Zahili Gonzalez Zamora is a pianist, composer, bandleader, arranger, and educator. Born in Manzanillo, Cuba, she started playing piano at the age of 6 and graduated from the National School of Music with a performance degree. Her passion for music has taken her to Canada, South East Asia and the United States. Her Afro-Cuban jazz trio, MIXCLA, has headlined at the landmark Scullers Jazz Club in Boston since 2018. MIXCLA has also performed at the 59th Monterey Jazz Festival, the 2016 Stave Sessions as part of the Celebrity Series of Boston, the 2015 Montreal International Jazz Festival and other highly respected venues and festivals.
Zamora is always moving forward, guided and driven by her music and the need to grow as an artist and a person, and to share her music and love of life with others. She aspires to inspire and be a messenger for a journey that is not only her own, but also one that resonates with others. As a person out of her comfort zone for the sake of her work, she feels most defined by her Cuban heritage and her status as an immigrant. Her rich musical background, career experience, and extraordinary improvisation skills render her a leader in the modern Latin jazz idiom and an influential, emulated musician.
"In both performance and teaching, I always aspire to inspire."
"Teaching and performing require the same set of skills and personal traits: intense empathy, the drive to excel, the urge to make students or audience members curious, the ability to stay present for each moment as it comes. I insist on mastery of the material for my students and myself. Only then are you free to perform. If you’re holding back, protecting yourself, your work will suffer, as both teaching and performing require that you let yourself be wonderfully vulnerable. That’s why artists make good teachers: because we’re not afraid to do that. I want to challenge both student and audience. I am there to guide, to be on level ground so the same electric charge that exists between teacher and student can exist between performer and audience. Just as each audience is a wonderful surprise, so each student cannot be anticipated, but only discovered for who they are and where they are on their journey. In both practices, honesty is crucial—with yourself, your student, your audience."

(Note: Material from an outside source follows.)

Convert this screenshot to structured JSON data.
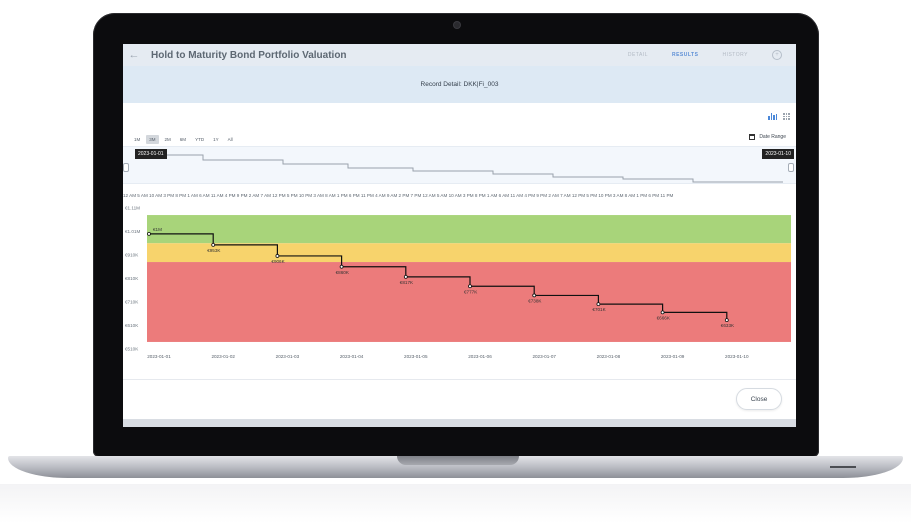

"What I want for students, first, is rhythmic independence. That ability comes from my background as a Cuban musician, and it’s something I love to teach. My heritage allows me to be a direct source for students who want to explore Afro-Cuban jazz. As an immigrant, I have different cultural influences: Cuban music, of course, but also gospel, blues, funk, American, and classical. The work of classical music gives you a solid technique, high personal standards, and a greater understanding of craft. You can’t have artistry until your technique is perfect. I also hope students finish the semester with a love of composition."